• [EXERCISE]:
Return the data that follows, keeping every word and mark unchanged.

• [EXERCISE MATERIALS]:
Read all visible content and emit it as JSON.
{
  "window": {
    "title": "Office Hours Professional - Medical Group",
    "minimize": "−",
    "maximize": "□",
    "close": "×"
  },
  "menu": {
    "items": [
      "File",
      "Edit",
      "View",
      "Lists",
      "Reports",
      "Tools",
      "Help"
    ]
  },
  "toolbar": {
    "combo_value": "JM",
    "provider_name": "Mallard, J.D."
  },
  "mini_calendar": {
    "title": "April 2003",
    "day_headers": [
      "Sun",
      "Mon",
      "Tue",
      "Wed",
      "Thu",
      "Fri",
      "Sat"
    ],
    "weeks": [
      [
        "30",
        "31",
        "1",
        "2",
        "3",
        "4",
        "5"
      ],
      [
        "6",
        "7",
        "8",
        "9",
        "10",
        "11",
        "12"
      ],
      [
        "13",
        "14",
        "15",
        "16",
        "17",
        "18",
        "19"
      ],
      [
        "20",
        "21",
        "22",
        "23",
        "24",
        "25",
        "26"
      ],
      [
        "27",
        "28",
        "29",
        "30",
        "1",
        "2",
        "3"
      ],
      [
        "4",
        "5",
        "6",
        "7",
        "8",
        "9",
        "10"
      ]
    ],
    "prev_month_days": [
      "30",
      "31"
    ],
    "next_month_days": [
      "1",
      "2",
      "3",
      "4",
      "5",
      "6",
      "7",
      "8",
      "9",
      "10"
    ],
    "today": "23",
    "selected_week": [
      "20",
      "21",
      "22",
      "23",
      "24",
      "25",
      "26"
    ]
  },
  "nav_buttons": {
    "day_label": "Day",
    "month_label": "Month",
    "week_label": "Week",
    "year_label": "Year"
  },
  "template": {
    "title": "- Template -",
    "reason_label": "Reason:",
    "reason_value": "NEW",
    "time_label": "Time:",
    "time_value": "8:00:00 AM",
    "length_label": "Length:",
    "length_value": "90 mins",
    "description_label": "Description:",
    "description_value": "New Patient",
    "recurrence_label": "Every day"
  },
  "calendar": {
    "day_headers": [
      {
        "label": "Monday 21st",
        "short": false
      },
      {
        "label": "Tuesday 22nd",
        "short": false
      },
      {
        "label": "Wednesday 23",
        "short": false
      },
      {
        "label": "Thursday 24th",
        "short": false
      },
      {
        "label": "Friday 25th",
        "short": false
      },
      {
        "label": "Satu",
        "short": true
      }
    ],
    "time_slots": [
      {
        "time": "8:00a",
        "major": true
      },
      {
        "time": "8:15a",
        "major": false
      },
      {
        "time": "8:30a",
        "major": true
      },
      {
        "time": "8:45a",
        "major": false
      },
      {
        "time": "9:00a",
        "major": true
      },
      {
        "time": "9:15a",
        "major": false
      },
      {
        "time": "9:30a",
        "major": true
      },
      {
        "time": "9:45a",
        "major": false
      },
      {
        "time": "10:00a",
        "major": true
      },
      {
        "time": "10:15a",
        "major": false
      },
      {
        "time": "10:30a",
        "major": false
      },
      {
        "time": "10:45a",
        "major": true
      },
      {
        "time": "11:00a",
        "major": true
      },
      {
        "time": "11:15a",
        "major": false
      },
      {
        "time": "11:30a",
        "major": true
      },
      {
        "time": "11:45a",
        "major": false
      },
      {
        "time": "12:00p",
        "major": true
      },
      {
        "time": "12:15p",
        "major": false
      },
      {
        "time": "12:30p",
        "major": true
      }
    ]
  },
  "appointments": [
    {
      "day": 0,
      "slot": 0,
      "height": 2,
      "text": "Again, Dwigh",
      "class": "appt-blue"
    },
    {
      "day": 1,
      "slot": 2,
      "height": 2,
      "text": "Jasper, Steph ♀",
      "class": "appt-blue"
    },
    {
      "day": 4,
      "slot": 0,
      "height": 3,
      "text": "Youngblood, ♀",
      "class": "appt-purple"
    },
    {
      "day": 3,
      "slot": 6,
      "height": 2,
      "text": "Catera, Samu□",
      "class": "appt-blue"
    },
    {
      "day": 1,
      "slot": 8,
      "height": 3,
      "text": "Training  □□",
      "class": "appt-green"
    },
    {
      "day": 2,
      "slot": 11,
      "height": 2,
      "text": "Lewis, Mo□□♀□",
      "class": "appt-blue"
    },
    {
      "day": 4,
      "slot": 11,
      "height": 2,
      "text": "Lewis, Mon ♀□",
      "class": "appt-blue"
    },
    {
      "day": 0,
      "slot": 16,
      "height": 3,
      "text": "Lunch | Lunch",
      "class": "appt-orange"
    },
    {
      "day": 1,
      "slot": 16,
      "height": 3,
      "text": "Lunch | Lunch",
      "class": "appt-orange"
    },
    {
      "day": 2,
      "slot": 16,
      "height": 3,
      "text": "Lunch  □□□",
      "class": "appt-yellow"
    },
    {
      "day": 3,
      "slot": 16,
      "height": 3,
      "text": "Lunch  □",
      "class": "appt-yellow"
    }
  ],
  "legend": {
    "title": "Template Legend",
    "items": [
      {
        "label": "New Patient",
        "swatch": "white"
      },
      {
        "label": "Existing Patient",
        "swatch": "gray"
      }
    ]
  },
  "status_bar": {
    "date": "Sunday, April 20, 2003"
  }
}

• [EXPECTED ANSWER]:
Read all visible content and emit it as JSON.
{
  "window": {
    "title": "Office Hours Professional - Medical Group",
    "minimize": "−",
    "maximize": "□",
    "close": "×"
  },
  "menu": {
    "items": [
      "File",
      "Edit",
      "View",
      "Lists",
      "Reports",
      "Tools",
      "Help"
    ]
  },
  "toolbar": {
    "combo_value": "JM",
    "provider_name": "Mallard, J.D."
  },
  "mini_calendar": {
    "title": "April 2003",
    "day_headers": [
      "Sun",
      "Mon",
      "Tue",
      "Wed",
      "Thu",
      "Fri",
      "Sat"
    ],
    "weeks": [
      [
        "30",
        "31",
        "1",
        "2",
        "3",
        "4",
        "5"
      ],
      [
        "6",
        "7",
        "8",
        "9",
        "10",
        "11",
        "12"
      ],
      [
        "13",
        "14",
        "15",
        "16",
        "17",
        "18",
        "19"
      ],
      [
        "20",
        "21",
        "22",
        "23",
        "24",
        "25",
        "26"
      ],
      [
        "27",
        "28",
        "29",
        "30",
        "1",
        "2",
        "3"
      ],
      [
        "4",
        "5",
        "6",
        "7",
        "8",
        "9",
        "10"
      ]
    ],
    "prev_month_days": [
      "30",
      "31"
    ],
    "next_month_days": [
      "1",
      "2",
      "3",
      "4",
      "5",
      "6",
      "7",
      "8",
      "9",
      "10"
    ],
    "today": "23",
    "selected_week": [
      "20",
      "21",
      "22",
      "23",
      "24",
      "25",
      "26"
    ]
  },
  "nav_buttons": {
    "day_label": "Day",
    "month_label": "Month",
    "week_label": "Week",
    "year_label": "Year"
  },
  "template": {
    "title": "- Template -",
    "reason_label": "Reason:",
    "reason_value": "NEW",
    "time_label": "Time:",
    "time_value": "8:00:00 AM",
    "length_label": "Length:",
    "length_value": "90 mins",
    "description_label": "Description:",
    "description_value": "New Patient",
    "recurrence_label": "Every day"
  },
  "calendar": {
    "day_headers": [
      {
        "label": "Monday 21st",
        "short": false
      },
      {
        "label": "Tuesday 22nd",
        "short": false
      },
      {
        "label": "Wednesday 23",
        "short": false
      },
      {
        "label": "Thursday 24th",
        "short": false
      },
      {
        "label": "Friday 25th",
        "short": false
      },
      {
        "label": "Satu",
        "short": true
      }
    ],
    "time_slots": [
      {
        "time": "8:00a",
        "major": true
      },
      {
        "time": "8:15a",
        "major": false
      },
      {
        "time": "8:30a",
        "major": true
      },
      {
        "time": "8:45a",
        "major": false
      },
      {
        "time": "9:00a",
        "major": true
      },
      {
        "time": "9:15a",
        "major": false
      },
      {
        "time": "9:30a",
        "major": true
      },
      {
        "time": "9:45a",
        "major": false
      },
      {
        "time": "10:00a",
        "major": true
      },
      {
        "time": "10:15a",
        "major": false
      },
      {
        "time": "10:30a",
        "major": false
      },
      {
        "time": "10:45a",
        "major": true
      },
      {
        "time": "11:00a",
        "major": true
      },
      {
        "time": "11:15a",
        "major": false
      },
      {
        "time": "11:30a",
        "major": true
      },
      {
        "time": "11:45a",
        "major": false
      },
      {
        "time": "12:00p",
        "major": true
      },
      {
        "time": "12:15p",
        "major": false
      },
      {
        "time": "12:30p",
        "major": true
      }
    ]
  },
  "appointments": [
    {
      "day": 0,
      "slot": 0,
      "height": 2,
      "text": "Again, Dwigh",
      "class": "appt-blue"
    },
    {
      "day": 1,
      "slot": 2,
      "height": 2,
      "text": "Jasper, Steph ♀",
      "class": "appt-blue"
    },
    {
      "day": 4,
      "slot": 0,
      "height": 3,
      "text": "Youngblood, ♀",
      "class": "appt-purple"
    },
    {
      "day": 3,
      "slot": 6,
      "height": 2,
      "text": "Catera, Samu□",
      "class": "appt-blue"
    },
    {
      "day": 1,
      "slot": 8,
      "height": 3,
      "text": "Training  □□",
      "class": "appt-green"
    },
    {
      "day": 2,
      "slot": 11,
      "height": 2,
      "text": "Lewis, Mo□□♀□",
      "class": "appt-blue"
    },
    {
      "day": 4,
      "slot": 11,
      "height": 2,
      "text": "Lewis, Mon ♀□",
      "class": "appt-blue"
    },
    {
      "day": 0,
      "slot": 16,
      "height": 3,
      "text": "Lunch | Lunch",
      "class": "appt-orange"
    },
    {
      "day": 1,
      "slot": 16,
      "height": 3,
      "text": "Lunch | Lunch",
      "class": "appt-orange"
    },
    {
      "day": 2,
      "slot": 16,
      "height": 3,
      "text": "Lunch  □□□",
      "class": "appt-yellow"
    },
    {
      "day": 3,
      "slot": 16,
      "height": 3,
      "text": "Lunch  □",
      "class": "appt-yellow"
    }
  ],
  "legend": {
    "title": "Template Legend",
    "items": [
      {
        "label": "New Patient",
        "swatch": "white"
      },
      {
        "label": "Existing Patient",
        "swatch": "gray"
      }
    ]
  },
  "status_bar": {
    "date": "Sunday, April 20, 2003"
  }
}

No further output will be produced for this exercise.